The logic of turning to the UN is straightforward: the U.S.-sponsored "peace process" - bilateral negotiations between Israel and the Palestinians under U.S. auspices - has failed, because a key premise of that process was that the U.S. government could bring the Israeli government to the table for a serious negotiation that would produce real Israeli compromise necessary for a solution. That premise has turned out to be spectacularly false.
The U.S. hasn't been able to bring the Israeli government to the table for a serious negotiation, not because it would be theoretically impossible to do so, but because "domestic political constraints" - the "Israel lobby" - have prevented the U.S. from exerting effective pressure on the Israeli government to move. Therefore, if the world wants to see resolution of the Israel-Palestine conflict anytime soon, it has to wrest control of the issue from Washington. And that's why moving the arena to the United Nations makes perfect sense.
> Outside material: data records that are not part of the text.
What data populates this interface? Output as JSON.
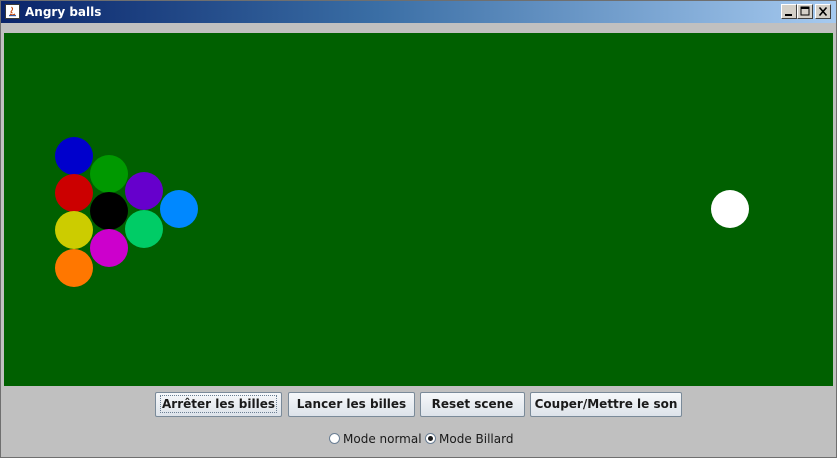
{
  "window": {
    "title": "Angry balls"
  },
  "buttons": {
    "stop": "Arrêter les billes",
    "launch": "Lancer les billes",
    "reset": "Reset scene",
    "sound": "Couper/Mettre le son"
  },
  "modes": {
    "normal": "Mode normal",
    "billard": "Mode Billard",
    "selected": "Mode Billard"
  },
  "table": {
    "felt_color": "#006000",
    "balls": [
      {
        "color": "#0000cc"
      },
      {
        "color": "#cc0000"
      },
      {
        "color": "#cccc00"
      },
      {
        "color": "#ff7700"
      },
      {
        "color": "#009900"
      },
      {
        "color": "#000000"
      },
      {
        "color": "#cc00cc"
      },
      {
        "color": "#6600cc"
      },
      {
        "color": "#00cc66"
      },
      {
        "color": "#0088ff"
      },
      {
        "color": "#ffffff"
      }
    ]
  }
}
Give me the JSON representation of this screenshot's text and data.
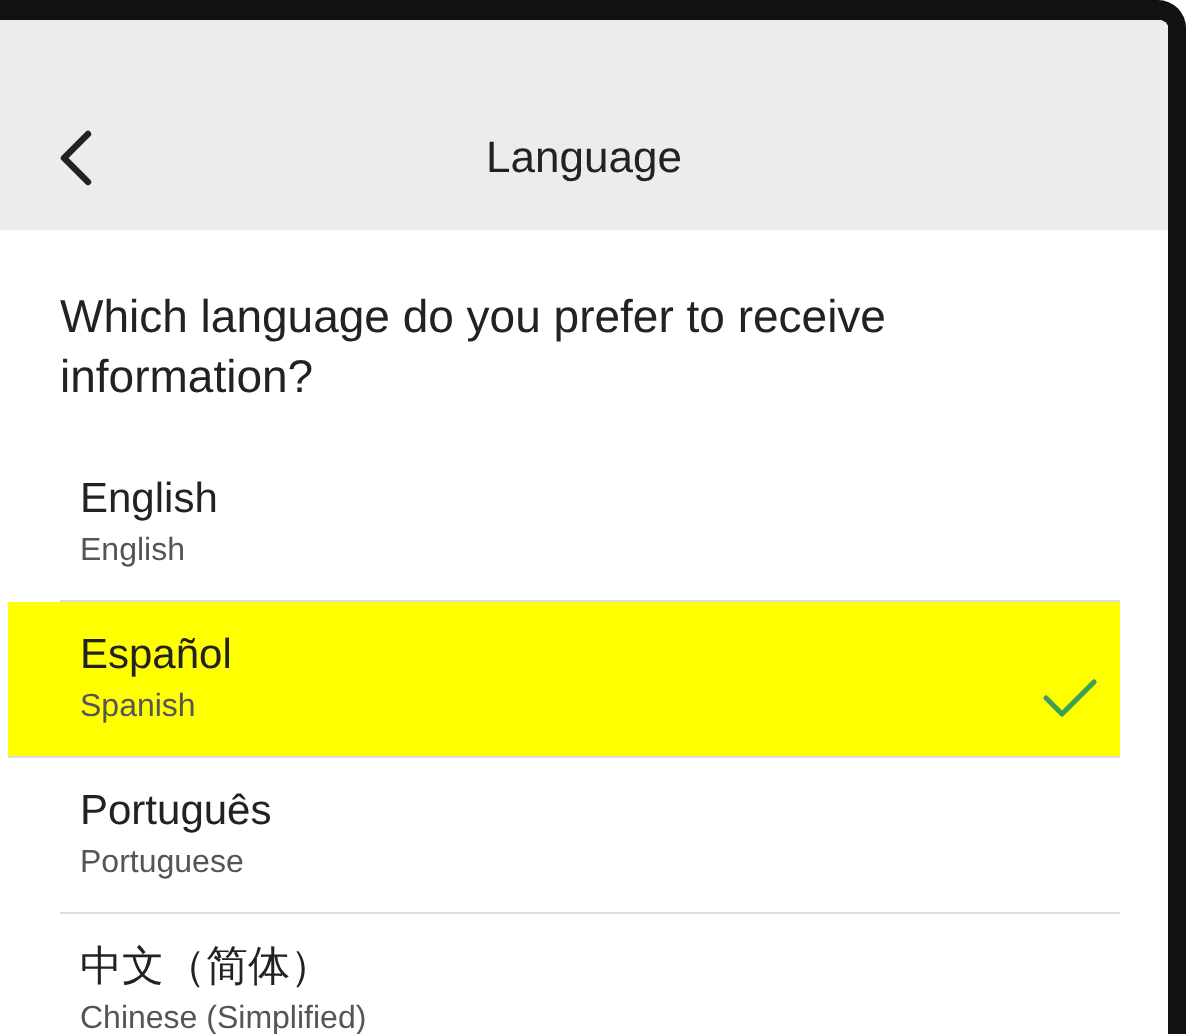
{
  "header": {
    "title": "Language"
  },
  "question": "Which language do you prefer to receive information?",
  "languages": [
    {
      "name": "English",
      "subtitle": "English",
      "selected": false,
      "highlighted": false
    },
    {
      "name": "Español",
      "subtitle": "Spanish",
      "selected": true,
      "highlighted": true
    },
    {
      "name": "Português",
      "subtitle": "Portuguese",
      "selected": false,
      "highlighted": false
    },
    {
      "name": "中文（简体）",
      "subtitle": "Chinese (Simplified)",
      "selected": false,
      "highlighted": false
    }
  ]
}
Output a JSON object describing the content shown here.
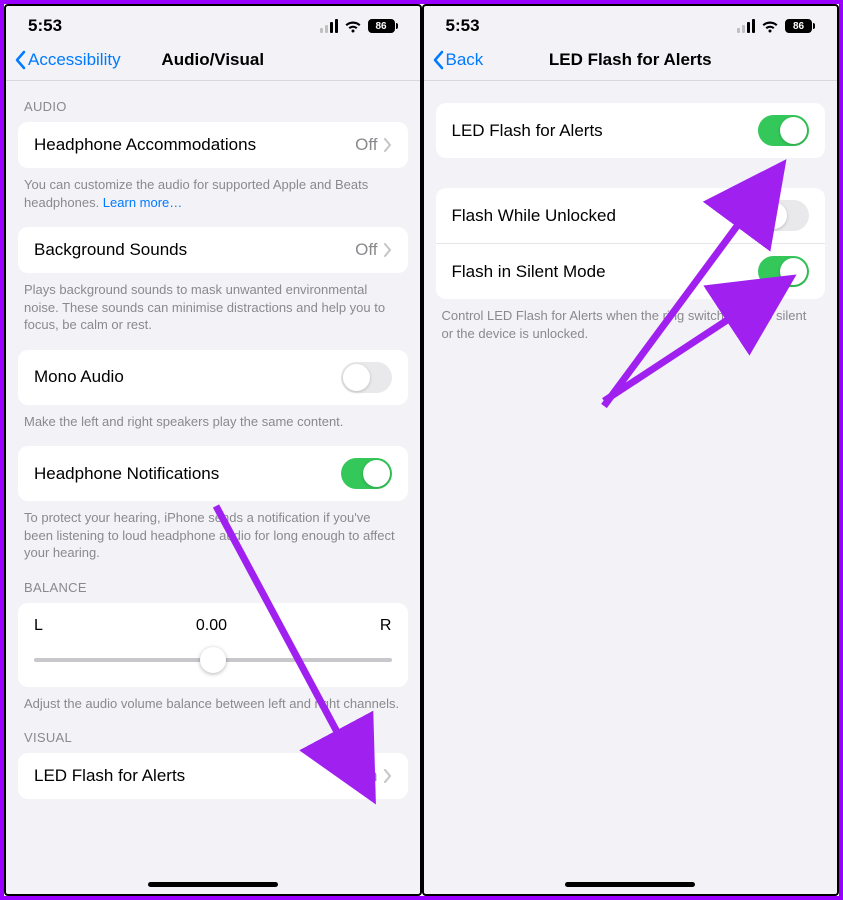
{
  "status": {
    "time": "5:53",
    "battery": "86"
  },
  "left": {
    "back": "Accessibility",
    "title": "Audio/Visual",
    "audio_header": "AUDIO",
    "visual_header": "VISUAL",
    "balance_header": "BALANCE",
    "rows": {
      "headphone": {
        "label": "Headphone Accommodations",
        "value": "Off"
      },
      "background": {
        "label": "Background Sounds",
        "value": "Off"
      },
      "mono": {
        "label": "Mono Audio"
      },
      "hp_notif": {
        "label": "Headphone Notifications"
      },
      "led": {
        "label": "LED Flash for Alerts",
        "value": "On"
      }
    },
    "notes": {
      "headphone": "You can customize the audio for supported Apple and Beats headphones. ",
      "learn": "Learn more…",
      "background": "Plays background sounds to mask unwanted environmental noise. These sounds can minimise distractions and help you to focus, be calm or rest.",
      "mono": "Make the left and right speakers play the same content.",
      "hp_notif": "To protect your hearing, iPhone sends a notification if you've been listening to loud headphone audio for long enough to affect your hearing.",
      "balance": "Adjust the audio volume balance between left and right channels."
    },
    "balance": {
      "left": "L",
      "value": "0.00",
      "right": "R"
    }
  },
  "right": {
    "back": "Back",
    "title": "LED Flash for Alerts",
    "rows": {
      "main": {
        "label": "LED Flash for Alerts"
      },
      "unlocked": {
        "label": "Flash While Unlocked"
      },
      "silent": {
        "label": "Flash in Silent Mode"
      }
    },
    "note": "Control LED Flash for Alerts when the ring switch is set to silent or the device is unlocked."
  }
}
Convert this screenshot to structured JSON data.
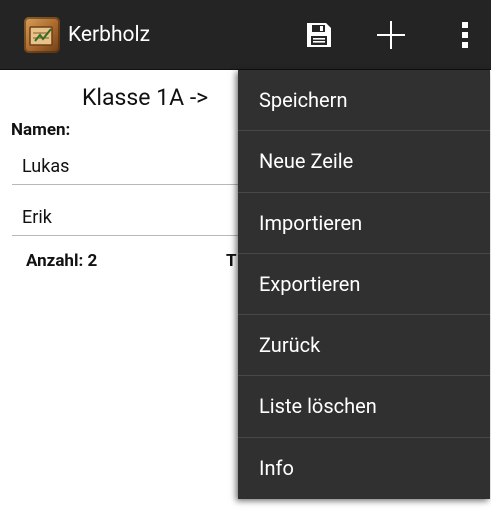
{
  "app": {
    "title": "Kerbholz"
  },
  "action_bar": {
    "icons": {
      "app": "app-logo-icon",
      "save": "floppy-disk-icon",
      "add": "plus-icon",
      "overflow": "overflow-menu-icon"
    }
  },
  "content": {
    "title": "Klasse 1A ->",
    "names_label": "Namen:",
    "names": [
      "Lukas",
      "Erik"
    ],
    "count_label": "Anzahl: 2",
    "clipped_label": "T"
  },
  "menu": {
    "items": [
      "Speichern",
      "Neue Zeile",
      "Importieren",
      "Exportieren",
      "Zurück",
      "Liste löschen",
      "Info"
    ]
  },
  "colors": {
    "action_bar": "#242424",
    "menu_bg": "#303030",
    "menu_divider": "#474747",
    "text_light": "#ffffff"
  }
}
Former Israeli peace negotiator Daniel Levy summed it up in the New York Times: "The U.S. cannot lead on an issue that it is so boxed in on by its domestic politics," Levy said. "And therefore, with the region in such rapid upheaval and the two-state solution dying, as long as the U.S. is paralyzed, others are going to have to step up."